For over a decade, we and our colleagues at Potential Project have trained tens of thousands of leaders in hundreds of companies like Microsoft, LEGO, Danone, and Accenture, utilizing the practice of mindfulness. The outcomes have been thoroughly researched and proven to deliver remarkable results. But with the emerging movement of employees looking for more meaning, happiness, and connectedness, we have asked ourselves what else leaders need for leading themselves, their people, and their organizations for extraordinary results.

As part of this research, we and our research team have surveyed and assessed more than thirty thousand leaders from thousands of companies in more than a hundred countries. We have conducted in- depth interviews with hundreds of C- suite executives. And we have reviewed thousands of studies on leadership in the fields of neuroscience, leadership, organizational development, and psychology.

Based on this research, we have conclusively found that three mental qualities stand out as being foundational for leaders today: mindfulness (M), selflessness (S), and compassion (C). Together, we call these foundational skills MSC leadership.

So how do you as a leader achieve MSC leadership, to better engage your people at their intrinsic level and unleash better performance? By applying mindfulness, selflessness, and compassion first to yourself, then to your people, and then to your organization The Mind of the Leader takes you step by step through this process.

Since MSC leadership begins inwardly, with your own mind, and then projects outward to your people and your organization, the book is structured to take you on that journey. By understanding yourself— your mind— you can lead yourself effectively. By leading yourself, you’ll be able to lead others effectively. And by leading others, you can better lead your organization. This is the overarching structure of the book.
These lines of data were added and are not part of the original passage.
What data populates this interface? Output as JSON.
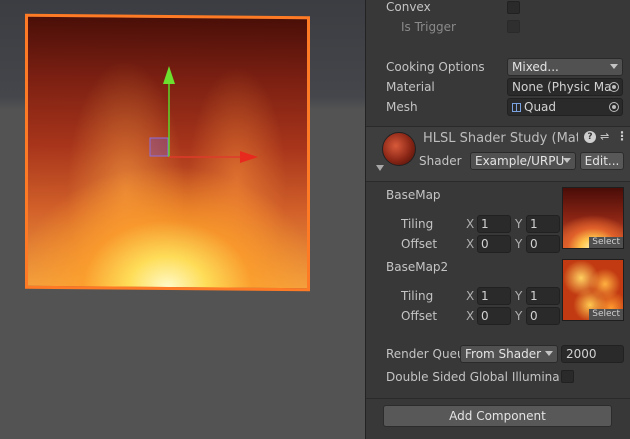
{
  "scene": {
    "view": "scene-view"
  },
  "collider": {
    "convex_label": "Convex",
    "is_trigger_label": "Is Trigger",
    "cooking_label": "Cooking Options",
    "cooking_value": "Mixed...",
    "material_label": "Material",
    "material_value": "None (Physic Ma",
    "mesh_label": "Mesh",
    "mesh_value": "Quad"
  },
  "material": {
    "name": "HLSL Shader Study (Mat",
    "shader_label": "Shader",
    "shader_value": "Example/URPU",
    "edit_label": "Edit...",
    "basemap_label": "BaseMap",
    "basemap2_label": "BaseMap2",
    "tiling_label": "Tiling",
    "offset_label": "Offset",
    "axis_x": "X",
    "axis_y": "Y",
    "basemap_tiling": [
      "1",
      "1"
    ],
    "basemap_offset": [
      "0",
      "0"
    ],
    "basemap2_tiling": [
      "1",
      "1"
    ],
    "basemap2_offset": [
      "0",
      "0"
    ],
    "select_label": "Select",
    "render_queue_label": "Render Queu",
    "render_queue_mode": "From Shader",
    "render_queue_value": "2000",
    "double_sided_label": "Double Sided Global Illuminatio"
  },
  "add_component_label": "Add Component"
}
Please check out the interview with Jacqueline giving more in-depth information about the Mind of the Leader and MSC leadership.

As a reader of this blog and listener to the interviews, please consider enrolling in one of the innovative leadership online leader development program. For additional tools, we recommend taking leadership assessments, using the Innovative Leadership Fieldbook and Innovative Leaders Guide to Transforming Organizations, and adding coaching. We also offer several workshops to help you build these skills.
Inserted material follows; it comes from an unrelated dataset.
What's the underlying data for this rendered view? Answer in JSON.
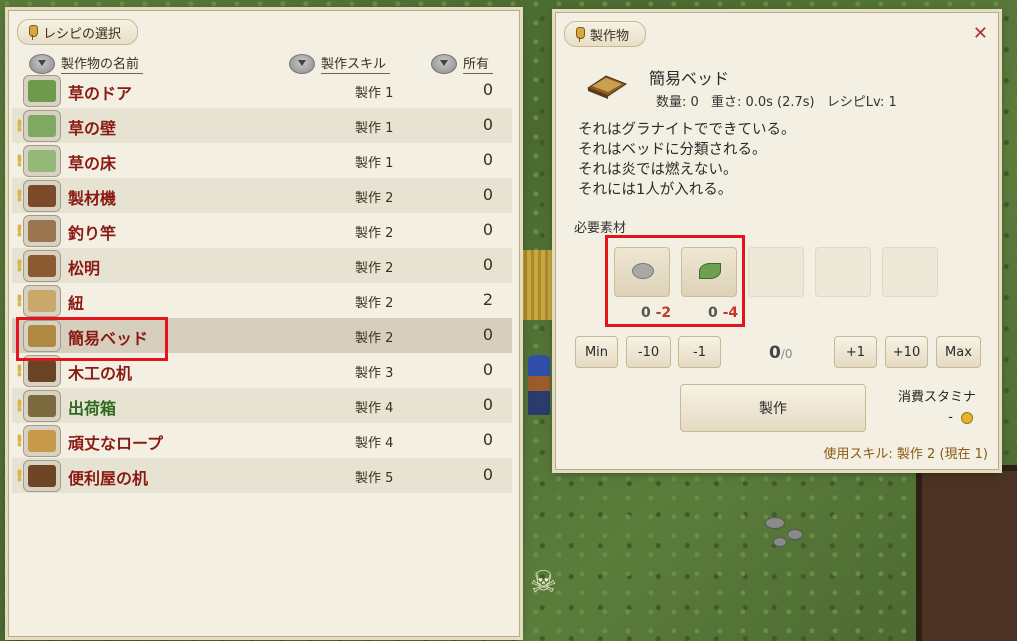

About Jacqueline Carter book co-author and radio show guest

Jacqueline Carter is an International Partner and North American Director for Potential Project. She has over twenty years of experience working with organizations around the globe to enhance effectiveness and improve performance. Jacqueline is a regular contributor to business publications including Harvard Business Review, and is a sought-after speaker for her thought leadership, knowledge, and engaging facilitation skills. She holds a master’s degree in organizational behavior and undergraduate degrees in labor management relations and mathematics. Before joining Potential Project Jacqueline held a number of senior leadership roles. She also worked for Deloitte in the US, Canada and Australia in their Change Leadership practice.
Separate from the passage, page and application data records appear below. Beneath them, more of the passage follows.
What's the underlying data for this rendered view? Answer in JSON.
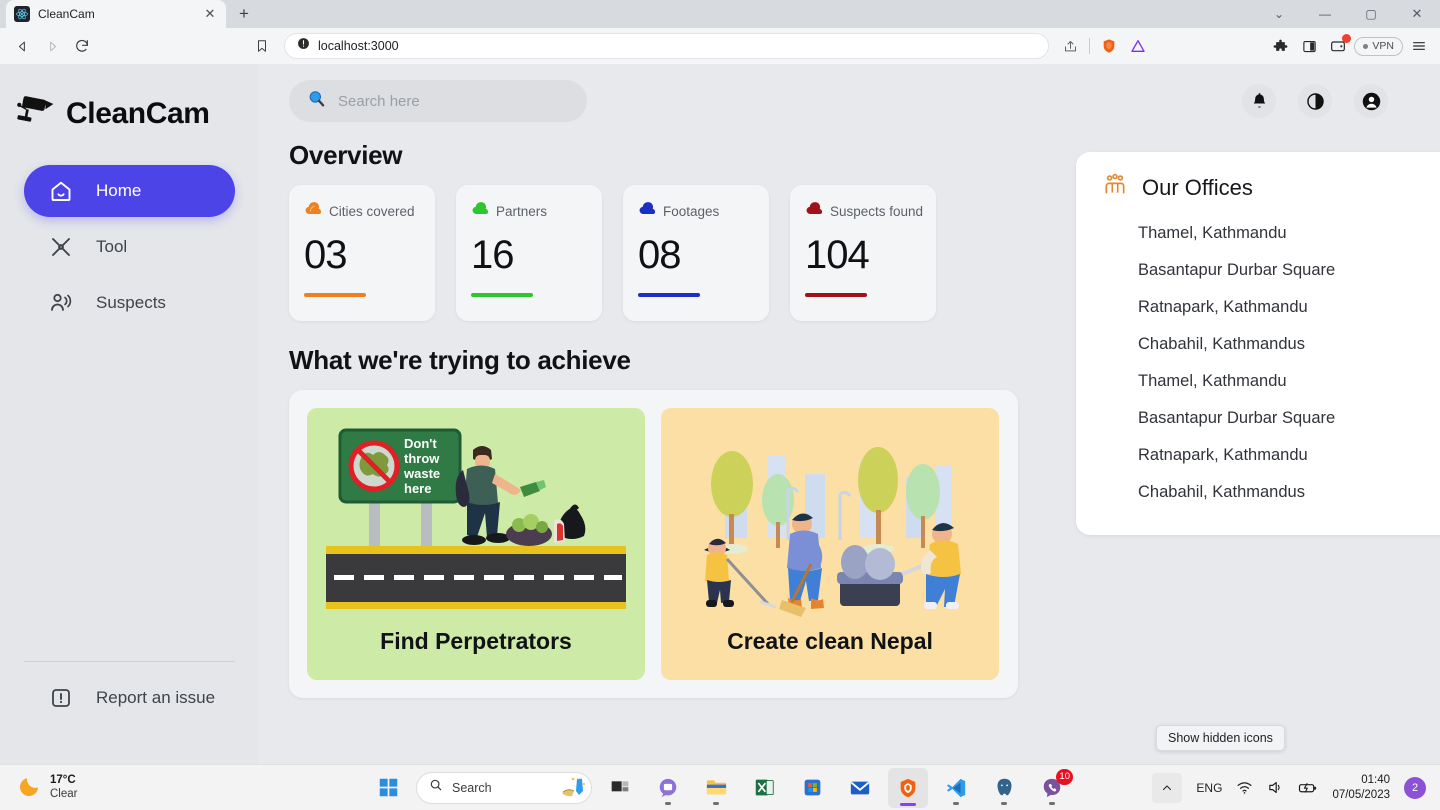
{
  "browser": {
    "tab": {
      "title": "CleanCam",
      "favicon": "react-icon",
      "close": "✕"
    },
    "new_tab": "+",
    "window_controls": {
      "tab_search": "⌄",
      "minimize": "—",
      "maximize": "▢",
      "close": "✕"
    },
    "nav": {
      "back": "◁",
      "forward": "▷",
      "reload": "⟳",
      "bookmark": "bookmark-icon"
    },
    "url": "localhost:3000",
    "url_security_icon": "info-circle-icon",
    "toolbar": {
      "share": "share-icon",
      "brave_shield": "brave-shield-icon",
      "triangle": "triangle-icon",
      "extensions": "puzzle-icon",
      "sidebar": "panel-icon",
      "wallet": "wallet-icon",
      "vpn_label": "VPN",
      "menu": "hamburger-icon"
    }
  },
  "sidebar": {
    "brand": "CleanCam",
    "brand_icon": "security-camera-icon",
    "items": [
      {
        "label": "Home",
        "icon": "home-icon",
        "active": true
      },
      {
        "label": "Tool",
        "icon": "tools-icon",
        "active": false
      },
      {
        "label": "Suspects",
        "icon": "person-signal-icon",
        "active": false
      }
    ],
    "footer": {
      "label": "Report an issue",
      "icon": "alert-square-icon"
    }
  },
  "header": {
    "search_placeholder": "Search here",
    "search_icon": "magnifier-icon",
    "icons": [
      {
        "name": "notification-bell-icon",
        "glyph": "🔔"
      },
      {
        "name": "theme-toggle-icon",
        "glyph": "◑"
      },
      {
        "name": "account-avatar-icon",
        "glyph": "person"
      }
    ]
  },
  "main": {
    "overview_title": "Overview",
    "achieve_title": "What we're trying to achieve",
    "stats": [
      {
        "label": "Cities covered",
        "value": "03",
        "color": "#ef8020",
        "icon": "cloud-leaf-icon"
      },
      {
        "label": "Partners",
        "value": "16",
        "color": "#2ec62e",
        "icon": "cloud-leaf-icon"
      },
      {
        "label": "Footages",
        "value": "08",
        "color": "#1b2fc4",
        "icon": "cloud-leaf-icon"
      },
      {
        "label": "Suspects found",
        "value": "104",
        "color": "#a4101a",
        "icon": "cloud-leaf-icon"
      }
    ],
    "tiles": [
      {
        "title": "Find Perpetrators",
        "bg": "#cdeaa6",
        "illustration": "littering-road-sign-illustration",
        "sign_text": [
          "Don't",
          "throw",
          "waste",
          "here"
        ]
      },
      {
        "title": "Create clean Nepal",
        "bg": "#fbdfa4",
        "illustration": "community-cleanup-illustration"
      }
    ]
  },
  "offices": {
    "title": "Our Offices",
    "icon": "people-group-icon",
    "items": [
      "Thamel, Kathmandu",
      "Basantapur Durbar Square",
      "Ratnapark, Kathmandu",
      "Chabahil, Kathmandus",
      "Thamel, Kathmandu",
      "Basantapur Durbar Square",
      "Ratnapark, Kathmandu",
      "Chabahil, Kathmandus"
    ]
  },
  "tooltip": {
    "text": "Show hidden icons"
  },
  "taskbar": {
    "weather": {
      "temp": "17°C",
      "condition": "Clear",
      "icon": "crescent-moon-icon"
    },
    "start_icon": "windows-start-icon",
    "search_label": "Search",
    "search_icon": "magnifier-icon",
    "apps": [
      {
        "name": "task-view-icon"
      },
      {
        "name": "chat-icon"
      },
      {
        "name": "file-explorer-icon"
      },
      {
        "name": "excel-icon"
      },
      {
        "name": "microsoft-store-icon"
      },
      {
        "name": "mail-icon"
      },
      {
        "name": "brave-browser-icon"
      },
      {
        "name": "vscode-icon"
      },
      {
        "name": "postgresql-icon"
      },
      {
        "name": "viber-icon",
        "badge": "10"
      }
    ],
    "tray": {
      "show_hidden": "⌃",
      "language": "ENG",
      "wifi": "wifi-icon",
      "volume": "volume-icon",
      "battery": "battery-charging-icon",
      "time": "01:40",
      "date": "07/05/2023",
      "notification_count": "2"
    }
  }
}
References:

  1. Unless otherwise noted, quotations in this book are from our interviews conducted between September 2016 and June 2017.
  2. M. Bazigos and E. Caruso, “Why Frontline Workers Are Disengaged,” McKinsey Quarterly , March 2016, http://www.mckinsey.com/business-functions/organization/our-insights/why– frontline- workers- are- disengaged.
  3. B. Rigoni and B. Nelson, “Do Employees Really Know What’s Expected of Them?” Business Journal , September 27, 2016, http://www.gallup.com/businessjournal/195803/employees – really- know- expected.aspx?g_source=EMPLOYEE_ENGAGEMENT&g_medium=topic&g_campaign=tiles.
  4. B. Carroll, R. Singaraju, and E. Park, Corporate Learning Factbook 2015: Benchmarks, Trends, and Analysis of the U.S. Training Market , Bersin by Deloitte, August 8, 2015, https://www.bersin.com/Login.aspx?p=http://bersinone.bersin.com/resources/research/?docid=19202&h=1.
  5. J. C. Magee et al., “Leadership and the Psychology of Power,” in The Psychology of Leadership: New Perspectives and Research , ed. D. M. Messick and R. M. Kramer (Mahwah, NJ: Lawrence Erlbaum Associates, 2005).
  6. P. Drucker, “Managing Oneself,” in The Drucker Lectures: Essential